=== Data for review ===
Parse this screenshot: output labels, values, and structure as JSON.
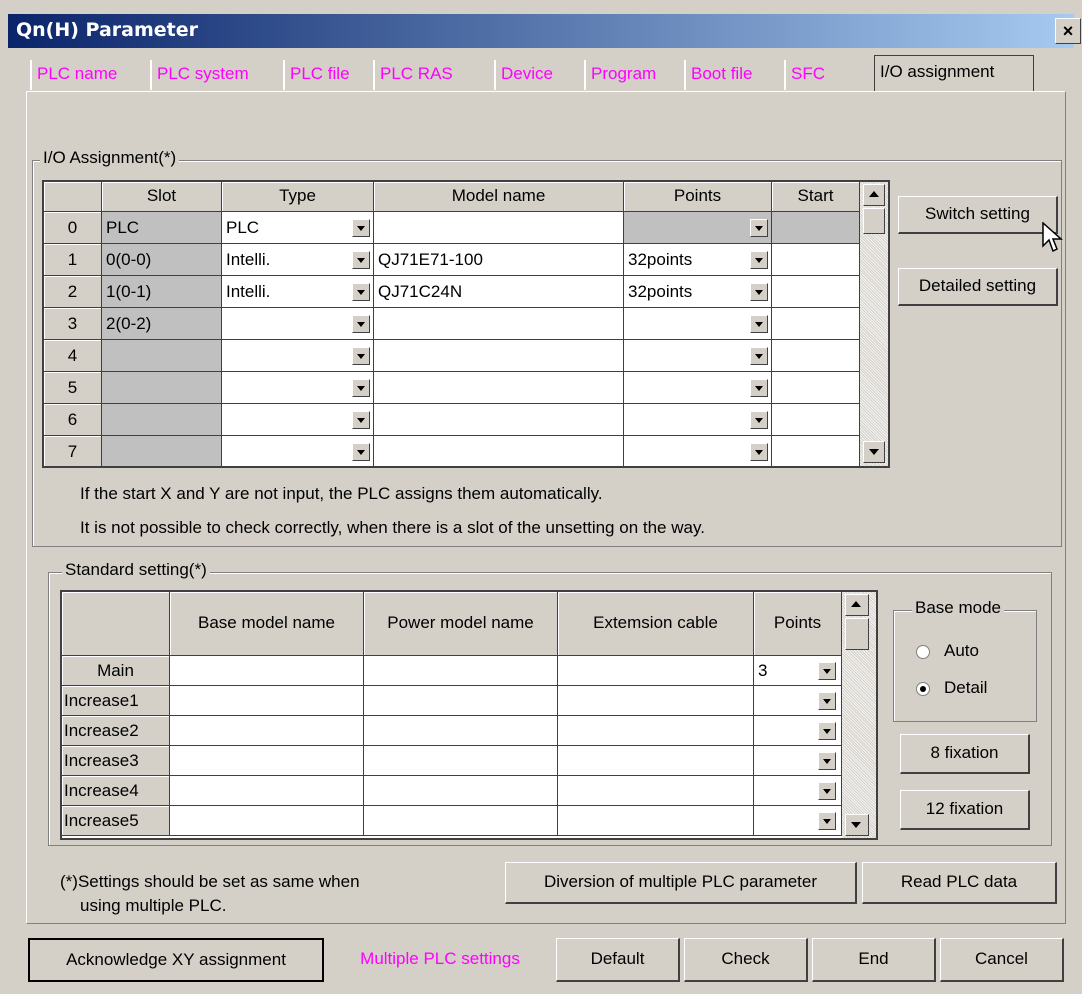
{
  "window": {
    "title": "Qn(H) Parameter",
    "close_label": "×"
  },
  "tabs": [
    "PLC name",
    "PLC system",
    "PLC file",
    "PLC RAS",
    "Device",
    "Program",
    "Boot file",
    "SFC",
    "I/O assignment"
  ],
  "active_tab": "I/O assignment",
  "io": {
    "legend": "I/O Assignment(*)",
    "columns": [
      "Slot",
      "Type",
      "Model name",
      "Points",
      "Start"
    ],
    "rows": [
      {
        "no": "0",
        "slot": "PLC",
        "type": "PLC",
        "model": "",
        "points": "",
        "start": ""
      },
      {
        "no": "1",
        "slot": "0(0-0)",
        "type": "Intelli.",
        "model": "QJ71E71-100",
        "points": "32points",
        "start": ""
      },
      {
        "no": "2",
        "slot": "1(0-1)",
        "type": "Intelli.",
        "model": "QJ71C24N",
        "points": "32points",
        "start": ""
      },
      {
        "no": "3",
        "slot": "2(0-2)",
        "type": "",
        "model": "",
        "points": "",
        "start": ""
      },
      {
        "no": "4",
        "slot": "",
        "type": "",
        "model": "",
        "points": "",
        "start": ""
      },
      {
        "no": "5",
        "slot": "",
        "type": "",
        "model": "",
        "points": "",
        "start": ""
      },
      {
        "no": "6",
        "slot": "",
        "type": "",
        "model": "",
        "points": "",
        "start": ""
      },
      {
        "no": "7",
        "slot": "",
        "type": "",
        "model": "",
        "points": "",
        "start": ""
      }
    ],
    "note1": "If the start X and Y are not input, the PLC assigns them automatically.",
    "note2": "It is not possible to check correctly, when there is a slot of the unsetting on the way.",
    "switch_setting": "Switch setting",
    "detailed_setting": "Detailed setting"
  },
  "standard": {
    "legend": "Standard setting(*)",
    "columns": [
      "Base model name",
      "Power model name",
      "Extemsion cable",
      "Points"
    ],
    "rows": [
      {
        "label": "Main",
        "base": "",
        "power": "",
        "cable": "",
        "points": "3"
      },
      {
        "label": "Increase1",
        "base": "",
        "power": "",
        "cable": "",
        "points": ""
      },
      {
        "label": "Increase2",
        "base": "",
        "power": "",
        "cable": "",
        "points": ""
      },
      {
        "label": "Increase3",
        "base": "",
        "power": "",
        "cable": "",
        "points": ""
      },
      {
        "label": "Increase4",
        "base": "",
        "power": "",
        "cable": "",
        "points": ""
      },
      {
        "label": "Increase5",
        "base": "",
        "power": "",
        "cable": "",
        "points": ""
      }
    ],
    "base_mode": {
      "legend": "Base mode",
      "options": [
        "Auto",
        "Detail"
      ],
      "selected": "Detail"
    },
    "fix8": "8 fixation",
    "fix12": "12 fixation"
  },
  "footnote": {
    "line1": "(*)Settings should be set as same when",
    "line2": "using multiple PLC."
  },
  "buttons": {
    "diversion": "Diversion of multiple PLC parameter",
    "read_plc": "Read PLC data",
    "ack_xy": "Acknowledge XY assignment",
    "multiple_plc": "Multiple PLC settings",
    "default": "Default",
    "check": "Check",
    "end": "End",
    "cancel": "Cancel"
  },
  "colors": {
    "tab_text": "#ff00ff",
    "title_bar": "#0a246a",
    "dialog_bg": "#d4d0c8"
  }
}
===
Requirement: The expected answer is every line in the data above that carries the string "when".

Solution to the problem:
    "note2": "It is not possible to check correctly, when there is a slot of the unsetting on the way.",
    "line1": "(*)Settings should be set as same when",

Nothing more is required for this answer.